Each line of the records that holds the word "JSON" should be copied out.
==== Source material
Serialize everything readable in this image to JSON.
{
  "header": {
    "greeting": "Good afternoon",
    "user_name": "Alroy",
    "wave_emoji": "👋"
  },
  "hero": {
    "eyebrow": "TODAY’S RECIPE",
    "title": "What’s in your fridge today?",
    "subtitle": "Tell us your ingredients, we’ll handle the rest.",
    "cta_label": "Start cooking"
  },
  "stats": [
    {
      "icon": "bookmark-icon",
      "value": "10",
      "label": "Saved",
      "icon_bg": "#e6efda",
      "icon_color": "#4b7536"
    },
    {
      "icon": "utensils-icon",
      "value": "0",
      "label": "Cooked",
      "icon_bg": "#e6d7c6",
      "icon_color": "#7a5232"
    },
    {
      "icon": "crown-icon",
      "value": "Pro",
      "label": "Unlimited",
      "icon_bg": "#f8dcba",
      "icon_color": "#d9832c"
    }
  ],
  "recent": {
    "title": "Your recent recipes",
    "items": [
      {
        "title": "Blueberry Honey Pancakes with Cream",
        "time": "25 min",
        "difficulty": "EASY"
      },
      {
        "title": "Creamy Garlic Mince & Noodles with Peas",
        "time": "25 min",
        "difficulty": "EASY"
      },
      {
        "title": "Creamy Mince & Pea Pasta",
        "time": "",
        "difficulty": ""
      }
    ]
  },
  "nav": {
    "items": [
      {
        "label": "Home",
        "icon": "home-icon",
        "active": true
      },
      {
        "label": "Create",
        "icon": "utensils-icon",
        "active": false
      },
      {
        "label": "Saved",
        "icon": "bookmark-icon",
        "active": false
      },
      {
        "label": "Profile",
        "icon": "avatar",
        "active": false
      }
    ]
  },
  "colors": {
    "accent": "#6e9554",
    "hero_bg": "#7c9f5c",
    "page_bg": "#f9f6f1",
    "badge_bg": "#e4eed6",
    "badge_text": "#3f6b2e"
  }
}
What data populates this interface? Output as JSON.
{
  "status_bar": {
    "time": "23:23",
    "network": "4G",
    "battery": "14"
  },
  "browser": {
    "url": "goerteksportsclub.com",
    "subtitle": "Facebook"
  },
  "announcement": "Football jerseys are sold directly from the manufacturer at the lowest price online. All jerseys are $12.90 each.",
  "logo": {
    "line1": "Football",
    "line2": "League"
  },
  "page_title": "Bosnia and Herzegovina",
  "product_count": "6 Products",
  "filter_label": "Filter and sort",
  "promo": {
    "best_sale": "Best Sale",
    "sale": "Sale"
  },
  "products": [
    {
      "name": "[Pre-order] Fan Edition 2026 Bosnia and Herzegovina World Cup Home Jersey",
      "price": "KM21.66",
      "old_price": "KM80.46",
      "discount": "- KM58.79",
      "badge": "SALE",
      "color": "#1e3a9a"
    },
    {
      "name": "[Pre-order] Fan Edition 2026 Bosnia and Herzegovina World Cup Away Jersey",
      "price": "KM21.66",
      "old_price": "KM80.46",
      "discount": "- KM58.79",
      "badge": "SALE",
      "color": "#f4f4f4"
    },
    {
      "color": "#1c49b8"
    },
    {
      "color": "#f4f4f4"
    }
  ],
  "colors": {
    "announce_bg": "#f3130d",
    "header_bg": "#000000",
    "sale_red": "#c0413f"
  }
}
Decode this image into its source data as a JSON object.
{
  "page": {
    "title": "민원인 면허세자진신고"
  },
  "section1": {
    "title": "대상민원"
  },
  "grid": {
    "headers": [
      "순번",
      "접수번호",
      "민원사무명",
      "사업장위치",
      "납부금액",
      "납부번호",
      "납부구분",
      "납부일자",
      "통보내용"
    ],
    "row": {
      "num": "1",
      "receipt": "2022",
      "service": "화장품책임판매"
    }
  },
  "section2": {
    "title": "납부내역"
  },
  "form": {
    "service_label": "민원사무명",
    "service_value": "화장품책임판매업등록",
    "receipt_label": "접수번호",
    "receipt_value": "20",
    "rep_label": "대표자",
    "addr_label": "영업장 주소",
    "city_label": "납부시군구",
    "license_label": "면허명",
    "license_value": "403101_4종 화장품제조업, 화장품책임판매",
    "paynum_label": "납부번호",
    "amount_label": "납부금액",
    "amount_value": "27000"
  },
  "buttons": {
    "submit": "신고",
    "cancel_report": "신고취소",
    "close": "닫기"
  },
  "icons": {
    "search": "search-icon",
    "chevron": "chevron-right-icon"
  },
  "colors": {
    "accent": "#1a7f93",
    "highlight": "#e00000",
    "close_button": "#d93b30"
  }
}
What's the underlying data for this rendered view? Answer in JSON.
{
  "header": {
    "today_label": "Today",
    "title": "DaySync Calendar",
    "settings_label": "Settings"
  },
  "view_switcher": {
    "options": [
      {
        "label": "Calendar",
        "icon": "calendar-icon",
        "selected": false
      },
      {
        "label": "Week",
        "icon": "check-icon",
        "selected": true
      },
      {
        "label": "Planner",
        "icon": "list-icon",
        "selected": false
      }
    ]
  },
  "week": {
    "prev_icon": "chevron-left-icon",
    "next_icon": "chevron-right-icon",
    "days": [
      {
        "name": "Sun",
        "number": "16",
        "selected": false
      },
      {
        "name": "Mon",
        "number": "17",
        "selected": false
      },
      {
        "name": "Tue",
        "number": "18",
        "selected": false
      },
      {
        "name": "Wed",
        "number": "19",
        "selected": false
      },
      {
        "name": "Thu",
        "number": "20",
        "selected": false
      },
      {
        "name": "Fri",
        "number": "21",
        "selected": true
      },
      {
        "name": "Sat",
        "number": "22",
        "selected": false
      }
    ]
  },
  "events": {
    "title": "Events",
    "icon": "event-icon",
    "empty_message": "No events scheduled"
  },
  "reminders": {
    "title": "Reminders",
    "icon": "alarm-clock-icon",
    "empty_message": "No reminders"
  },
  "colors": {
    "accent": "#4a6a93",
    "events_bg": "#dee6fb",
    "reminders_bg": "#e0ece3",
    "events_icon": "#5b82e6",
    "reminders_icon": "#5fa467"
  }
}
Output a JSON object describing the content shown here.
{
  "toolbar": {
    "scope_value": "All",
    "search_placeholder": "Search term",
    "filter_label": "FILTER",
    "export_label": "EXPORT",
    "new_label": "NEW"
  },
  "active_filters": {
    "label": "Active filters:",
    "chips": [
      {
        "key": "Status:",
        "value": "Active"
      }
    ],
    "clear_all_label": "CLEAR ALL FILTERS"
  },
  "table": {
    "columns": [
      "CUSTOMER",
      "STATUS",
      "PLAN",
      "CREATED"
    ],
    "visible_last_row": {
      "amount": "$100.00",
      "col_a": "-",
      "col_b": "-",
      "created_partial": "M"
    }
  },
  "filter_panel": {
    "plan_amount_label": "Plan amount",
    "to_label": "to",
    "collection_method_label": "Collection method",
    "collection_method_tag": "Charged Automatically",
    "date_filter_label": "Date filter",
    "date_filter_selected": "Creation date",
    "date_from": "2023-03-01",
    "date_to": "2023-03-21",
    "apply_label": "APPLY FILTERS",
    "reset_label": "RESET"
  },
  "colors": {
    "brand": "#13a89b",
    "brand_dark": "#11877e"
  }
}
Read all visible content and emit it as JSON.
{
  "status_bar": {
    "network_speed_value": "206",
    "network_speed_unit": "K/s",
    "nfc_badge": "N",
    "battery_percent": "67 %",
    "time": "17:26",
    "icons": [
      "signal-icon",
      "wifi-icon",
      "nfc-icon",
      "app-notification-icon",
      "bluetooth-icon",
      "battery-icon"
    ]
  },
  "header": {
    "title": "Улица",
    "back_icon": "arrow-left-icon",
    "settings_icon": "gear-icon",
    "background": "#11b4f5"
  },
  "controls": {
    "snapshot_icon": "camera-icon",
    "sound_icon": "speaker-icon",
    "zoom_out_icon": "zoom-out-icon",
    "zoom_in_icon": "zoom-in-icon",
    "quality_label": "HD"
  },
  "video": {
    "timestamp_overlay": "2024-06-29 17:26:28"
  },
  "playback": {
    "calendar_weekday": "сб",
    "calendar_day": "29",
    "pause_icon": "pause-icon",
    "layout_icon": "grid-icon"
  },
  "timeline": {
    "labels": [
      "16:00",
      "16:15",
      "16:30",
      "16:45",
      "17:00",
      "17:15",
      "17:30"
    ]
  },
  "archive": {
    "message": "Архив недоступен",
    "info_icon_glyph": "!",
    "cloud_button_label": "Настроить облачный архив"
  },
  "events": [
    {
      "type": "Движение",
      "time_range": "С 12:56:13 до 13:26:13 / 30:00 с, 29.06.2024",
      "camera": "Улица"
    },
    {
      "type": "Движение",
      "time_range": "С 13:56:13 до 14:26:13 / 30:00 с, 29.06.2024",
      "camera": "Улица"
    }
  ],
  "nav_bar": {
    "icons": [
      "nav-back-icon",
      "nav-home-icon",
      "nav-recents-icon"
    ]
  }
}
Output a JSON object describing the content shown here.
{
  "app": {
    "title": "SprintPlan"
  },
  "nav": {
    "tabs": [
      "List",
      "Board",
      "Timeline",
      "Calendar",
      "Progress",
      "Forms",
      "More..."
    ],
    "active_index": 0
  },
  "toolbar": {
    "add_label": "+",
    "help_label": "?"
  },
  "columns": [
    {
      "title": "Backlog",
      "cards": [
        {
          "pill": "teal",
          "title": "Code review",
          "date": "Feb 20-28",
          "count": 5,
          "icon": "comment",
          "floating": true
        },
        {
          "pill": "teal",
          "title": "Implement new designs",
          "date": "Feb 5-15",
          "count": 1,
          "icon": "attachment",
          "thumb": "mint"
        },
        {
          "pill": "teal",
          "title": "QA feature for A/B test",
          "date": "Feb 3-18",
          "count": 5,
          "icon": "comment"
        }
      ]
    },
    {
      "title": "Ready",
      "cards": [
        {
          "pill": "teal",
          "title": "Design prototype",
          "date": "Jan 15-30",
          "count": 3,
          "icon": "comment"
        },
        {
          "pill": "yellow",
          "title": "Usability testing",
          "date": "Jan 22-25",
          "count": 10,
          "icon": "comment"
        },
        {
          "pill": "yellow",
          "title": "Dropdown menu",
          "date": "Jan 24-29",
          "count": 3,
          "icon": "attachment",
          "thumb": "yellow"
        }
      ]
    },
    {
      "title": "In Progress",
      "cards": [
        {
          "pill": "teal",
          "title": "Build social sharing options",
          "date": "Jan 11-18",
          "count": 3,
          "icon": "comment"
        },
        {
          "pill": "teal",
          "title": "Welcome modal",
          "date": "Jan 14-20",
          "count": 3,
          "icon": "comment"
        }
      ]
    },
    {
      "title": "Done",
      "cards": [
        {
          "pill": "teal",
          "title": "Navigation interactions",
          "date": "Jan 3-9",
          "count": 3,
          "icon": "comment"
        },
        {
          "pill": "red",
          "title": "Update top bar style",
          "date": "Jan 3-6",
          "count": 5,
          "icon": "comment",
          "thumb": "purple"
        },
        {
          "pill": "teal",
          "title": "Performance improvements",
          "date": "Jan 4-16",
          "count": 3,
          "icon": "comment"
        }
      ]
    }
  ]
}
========
**Finished exercise**
Serialize everything readable in this image to JSON.
What data populates this interface? Output as JSON.
Decode this image into its source data as a JSON object.
What's the underlying data for this rendered view? Answer in JSON.
Output a JSON object describing the content shown here.
Read all visible content and emit it as JSON.
Output a JSON object describing the content shown here.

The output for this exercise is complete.